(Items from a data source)
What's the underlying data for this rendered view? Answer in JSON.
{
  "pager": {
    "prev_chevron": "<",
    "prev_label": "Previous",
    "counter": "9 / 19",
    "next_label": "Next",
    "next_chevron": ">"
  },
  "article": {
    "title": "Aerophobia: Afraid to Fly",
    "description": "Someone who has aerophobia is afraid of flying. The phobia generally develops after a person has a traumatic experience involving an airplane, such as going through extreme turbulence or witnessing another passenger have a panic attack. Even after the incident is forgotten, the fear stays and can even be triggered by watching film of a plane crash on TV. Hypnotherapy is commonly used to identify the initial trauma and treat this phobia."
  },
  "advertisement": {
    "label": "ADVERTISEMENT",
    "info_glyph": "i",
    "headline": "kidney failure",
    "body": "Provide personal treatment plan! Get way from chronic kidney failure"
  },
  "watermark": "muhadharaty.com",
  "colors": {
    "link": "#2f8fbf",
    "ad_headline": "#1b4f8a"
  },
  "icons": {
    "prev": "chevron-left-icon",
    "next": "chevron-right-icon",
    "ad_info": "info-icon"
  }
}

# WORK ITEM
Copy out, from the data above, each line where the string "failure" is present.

# ANSWER TO THIS EXERCISE
    "headline": "kidney failure",
    "body": "Provide personal treatment plan! Get way from chronic kidney failure"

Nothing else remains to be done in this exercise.